Mother is a 1926 silent drama film directed by Alfred Santell and starring Pauline Garon, John Bowers and Dorothy Revier. The film follows the story of a young woman, Mary, who is struggling to make ends meet and provide for her family.
The film is known for its frank and honest portrayal of sexuality. In one scene, Mary is seen in a passionate embrace with her lover, John. The scene is shot in a way that emphasizes the physicality of the moment, and the two characters are shown in a passionate embrace. The scene is also notable for its frank depiction of female sexuality, as Mary is shown to be in control of the situation and is not shamed for her desires.
The film also features a scene in which Mary and John are seen in bed together, and Mary is shown to be the more assertive partner.

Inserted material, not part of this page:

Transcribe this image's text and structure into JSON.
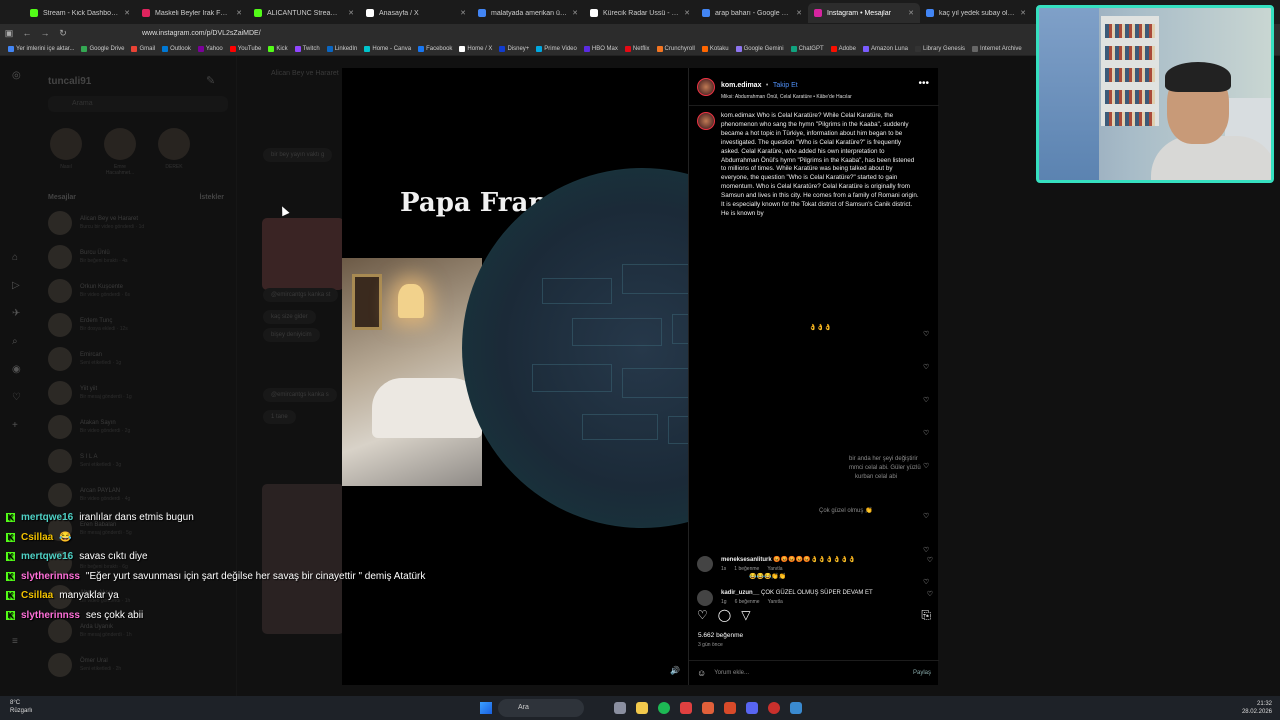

This scene is significant as it shows that Mary is not ashamed of her sexuality and is comfortable with expressing her desires.
Overall, Mother is an important film in terms of its frank and honest portrayal of sexuality. The film is a reminder that female sexuality should not be shamed or suppressed, and that it is important to be open and honest about our desires.
Brief close ups of a baby breast feeding. The baby comes off and the nipple is apparent. Obviously not a sexual situation in any way but supporting the theme of the title.